The higher the interoperability of the new innovation, the faster the adoption!

3. Simplicity: How simple is the new innovation to use and communicate? Simplicity is critical! Most technology companies need to work better in this area. The design/use of the innovative should be intuitive. For example, iPod is marvelously simple. One does not need any manual to start using the device. It is very intuitive. The click wheel enables you do control all functions without compromising aesthetics.

The simpler the new innovation, the faster the adoption!

4. Trialability: How easy and inexpensive is it for customers to try the new innovation? The reason it takes us more time to sell to businesses than to consumers is triablity. The time-intensive processes and “who will pay for the trial” challenges businesses have to try the service delays the adoption in B2B world. People like to try before they commit to anything new. The customer experience on first trial plays a critical role in adoption of the new innovation. For example, iPod is very easy to try, go to any Apple store and now a days borrow it from a friend. Similarly, you can listen to the songs for 30 seconds on iTunes before you purchase them.

The easier and inexpensive the trial of new innovation, the faster the adoption!
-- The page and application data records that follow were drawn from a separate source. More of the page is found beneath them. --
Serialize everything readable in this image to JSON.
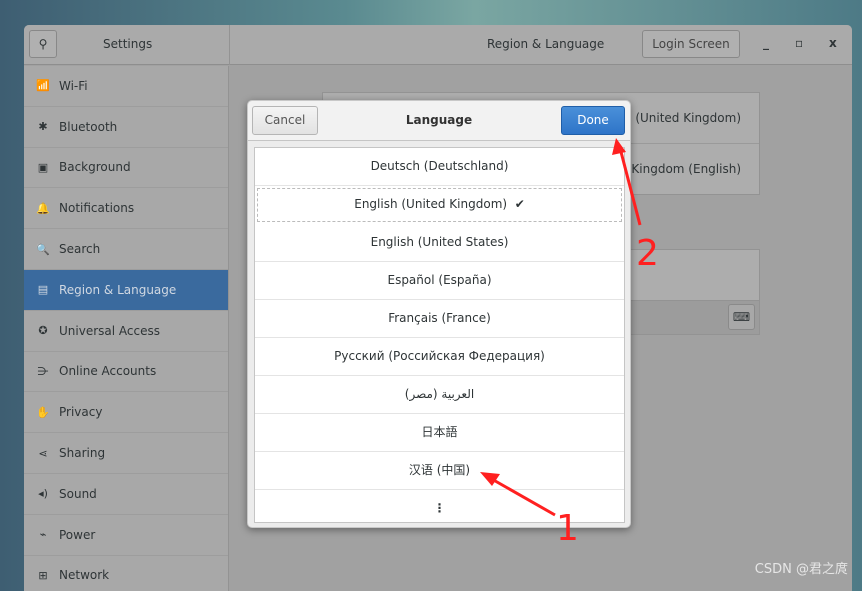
{
  "header": {
    "app_title": "Settings",
    "page_title": "Region & Language",
    "login_screen_label": "Login Screen",
    "minimize": "_",
    "maximize": "▫",
    "close": "x"
  },
  "sidebar": {
    "items": [
      {
        "label": "Wi-Fi",
        "icon": "📶"
      },
      {
        "label": "Bluetooth",
        "icon": "✱"
      },
      {
        "label": "Background",
        "icon": "▣"
      },
      {
        "label": "Notifications",
        "icon": "🔔"
      },
      {
        "label": "Search",
        "icon": "🔍"
      },
      {
        "label": "Region & Language",
        "icon": "▤"
      },
      {
        "label": "Universal Access",
        "icon": "✪"
      },
      {
        "label": "Online Accounts",
        "icon": "⋺"
      },
      {
        "label": "Privacy",
        "icon": "✋"
      },
      {
        "label": "Sharing",
        "icon": "⋖"
      },
      {
        "label": "Sound",
        "icon": "◂)"
      },
      {
        "label": "Power",
        "icon": "⌁"
      },
      {
        "label": "Network",
        "icon": "⊞"
      }
    ],
    "selected": "Region & Language"
  },
  "panel": {
    "language_value": "English (United Kingdom)",
    "formats_value": "United Kingdom (English)"
  },
  "dialog": {
    "title": "Language",
    "cancel_label": "Cancel",
    "done_label": "Done",
    "languages": [
      "Deutsch (Deutschland)",
      "English (United Kingdom)",
      "English (United States)",
      "Español (España)",
      "Français (France)",
      "Русский (Российская Федерация)",
      "العربية (مصر)",
      "日本語",
      "汉语 (中国)"
    ],
    "selected": "English (United Kingdom)",
    "check": "✔",
    "more": "⋮"
  },
  "annotations": {
    "step1": "1",
    "step2": "2",
    "color": "#ff2020"
  },
  "watermark": "CSDN @君之庹"
}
5. Observability: How observable is the new innovation? This is similar to word-of-mouth which is still the best form of marketing. If people see other people using the new innovation and enjoying the benefits, they also want to try it. There has been a lot of innovation in the back-end systems in the last few years but companies are still upgrading to SAP R/3 etc. One of the reasons is that not many people see back-end systems. On the other hand, people see other people listening to iPods. It is highly observable.

The higher the observability of new innovation, the faster the adoption!

You can apply these principles to any new product/service/feature you are working on and predict its success. What do you think?